Promising Democracy, Imposing Theocracy in Iraq
"It is a good thing that the Iraqi people are now receiving aid, instead of suffering under sanctions. And it is a good thing that the men and women across the Middle East, looking to Iraq, are getting a glimpse of what life in a free country can be like."
-George W. Bush, March 19, 2004
This is from a newly released report from human rights group MADRE called Promising Democracy, Imposing Theocracy: Gender-Based Violence and the U.S. War on Iraq. It looks at the incidence, causes, and legalization of gender-based violence in Iraq since the U.S. invasion.
Amidst the chaos and violence of US-occupied Iraq, the significance of widespread gender-based violence has been largely overlooked. Yet, Iraqi women are enduring unprecedented levels of assault in the public sphere, "honor killings," torture in detention, and other forms of gender-based violence. Women are not only being targeted because they are members of the civilian population. Women—in particular those who are perceived to pose a challenge to the political project of their attackers—have increasingly been targeted because they are women. This report documents the use of gender-based violence by Iraqi Islamists, brought to power by the US overthrow of Iraq's secular Ba'ath regime, and highlights the role of the United States in fomenting the human rights crisis confronting Iraqi women today. Some key points include:
Imposing Theocracy through Gender-Based Violence
Under US occupation, Iraqi women have endured a wave of gender-based violence, including widespread abductions, public beatings, death threats, sexual assaults, "honor killings," domestic abuse, torture in detention, beheadings, shootings, and public hangings. Much of this violence is systematic—directed by the Islamist militias that mushroomed across Iraq after the US toppled the mostly secular Ba'ath regime.

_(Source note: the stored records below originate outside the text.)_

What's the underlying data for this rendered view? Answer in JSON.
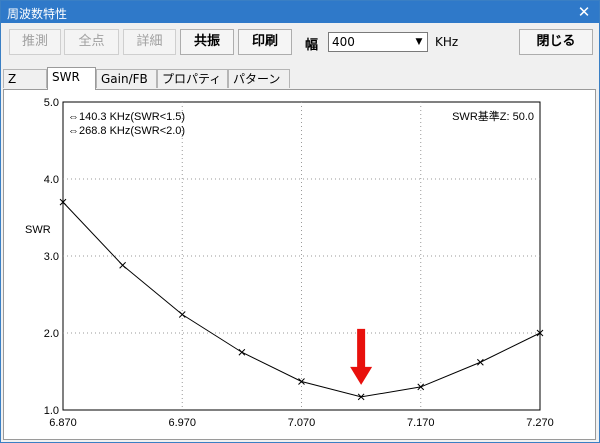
{
  "window": {
    "title": "周波数特性",
    "close_symbol": "✕"
  },
  "toolbar": {
    "estimate_label": "推測",
    "all_points_label": "全点",
    "detail_label": "詳細",
    "resonance_label": "共振",
    "print_label": "印刷",
    "width_label": "幅",
    "width_value": "400",
    "width_unit": "KHz",
    "close_label": "閉じる"
  },
  "tabs": [
    {
      "label": "Z",
      "active": false
    },
    {
      "label": "SWR",
      "active": true
    },
    {
      "label": "Gain/FB",
      "active": false
    },
    {
      "label": "プロパティ",
      "active": false
    },
    {
      "label": "パターン",
      "active": false
    }
  ],
  "annotations": {
    "bw15": "⇔140.3 KHz(SWR<1.5)",
    "bw20": "⇔268.8 KHz(SWR<2.0)",
    "reference": "SWR基準Z: 50.0"
  },
  "colors": {
    "title_bar": "#2f79c9",
    "marker_arrow": "#e8100c"
  },
  "chart_data": {
    "type": "line",
    "ylabel": "SWR",
    "xlabel": "",
    "xlim": [
      6.87,
      7.27
    ],
    "ylim": [
      1.0,
      5.0
    ],
    "x_ticks": [
      "6.870",
      "6.970",
      "7.070",
      "7.170",
      "7.270"
    ],
    "x_tick_values": [
      6.87,
      6.97,
      7.07,
      7.17,
      7.27
    ],
    "y_ticks": [
      "1.0",
      "2.0",
      "3.0",
      "4.0",
      "5.0"
    ],
    "y_tick_values": [
      1.0,
      2.0,
      3.0,
      4.0,
      5.0
    ],
    "grid": true,
    "series": [
      {
        "x": [
          6.87,
          6.92,
          6.97,
          7.02,
          7.07,
          7.12,
          7.17,
          7.22,
          7.27
        ],
        "y": [
          3.7,
          2.88,
          2.24,
          1.75,
          1.37,
          1.17,
          1.3,
          1.62,
          2.0
        ]
      }
    ],
    "marker": {
      "type": "arrow-down",
      "x": 7.12,
      "y": 1.17
    }
  }
}
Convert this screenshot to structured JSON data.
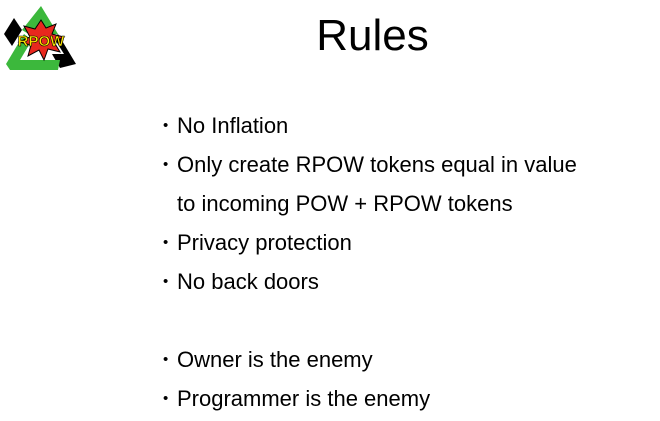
{
  "slide": {
    "title": "Rules",
    "logo_text": "RPOW",
    "bullet_glyph": "•",
    "bullets": [
      "No Inflation",
      "Only create RPOW tokens equal in value",
      "to incoming POW + RPOW tokens",
      "Privacy protection",
      "No back doors",
      "Owner is the enemy",
      "Programmer is the enemy"
    ]
  },
  "colors": {
    "recycle_green": "#3cb83c",
    "recycle_black": "#000000",
    "burst_red": "#e8281e",
    "logo_text_yellow": "#ffe600"
  }
}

Like religious fundamentalists in the US and elsewhere, Iraq's Islamists see the subordination of women as a top priority—both a microcosm and a precondition of the social order they wish to establish. As in Iran, Algeria, and Afghanistan, a campaign of violence against women was the first salvo in the Islamists' war to establish a theocracy in Iraq.
First They Came for the Women
Attacks on women began within weeks of the US invasion in 2003. US authorities did nothing to stop the violence, and soon the attacks spread. Within a year, Islamists were killing Iraqi artists, intellectuals, professionals, ethnic and religious minorities, lesbians and gays—indeed, anyone whom the Islamists perceived as a threat to their agenda. Women, who are seen as the carriers of group identity, have remained in the cross-hairs of Iraq's warring sectarian militias. Iraqi women's organizations report that militias "are taking revenge on each other by raping women," and targeting Christian women with rape and assassination as part of a broader attack on that community.
Iraq's War on Women: Made in the USA
Women have been systematically attacked by theocratic militias on both sides of the sectarian divide, but the most widespread violence has been committed by the Shiite militias affiliated with the US-backed government—the Badr Brigade and Mahdi Army. These groups have waged their campaign of terror against women with weapons, training, and money provided by the US under a policy called the "Salvador Option."
Gender War, Civil War
Neither the mainstream press, the alternative media, nor the anti-war movement has identified the connections between the attack on Iraqi women and the spiraling violence that has culminated in civil war. But violence against women is not incidental to Iraq's mounting civilian death toll and civil war—it is a key to understanding the wider crisis. Indeed, the twin crises plaguing Iraqi civilians—gender based violence and civil war—are deeply intertwined. For example, in the legal arena, the same provisions of the US-brokered constitution that codify gender discrimination (Articles 39 and 41) also lay the groundwork for sectarian violence: these articles establish separate laws on the basis of sex and religious affiliation.
Democracy and Women's Rights: Two Sides of the Same Coin
Although most assaults on women occur in public, violence against Iraqi women continues to be perceived mainly as a "private" or family matter, somehow outside the realm of "politics." Moreover, the characterization of violence against Iraqi women as "cultural" in nature deemphasizes the ways that such violence is used as a means toward political ends and obscures the role of the United States in fomenting gender-based violence.
Contrary to its rhetoric and its legal obligations under the Hague and Geneva Conventions, the Bush Administration has refused to protect women's human rights in Iraq. In fact, it has decisively traded women's rights for cooperation from the Islamists whom it boosted to power.
A re-telling of the Iraq War from the perspective of Iraqi women illuminates the strong links between women's human rights and democratic rights in general and the Bush Administration's clear contempt for both.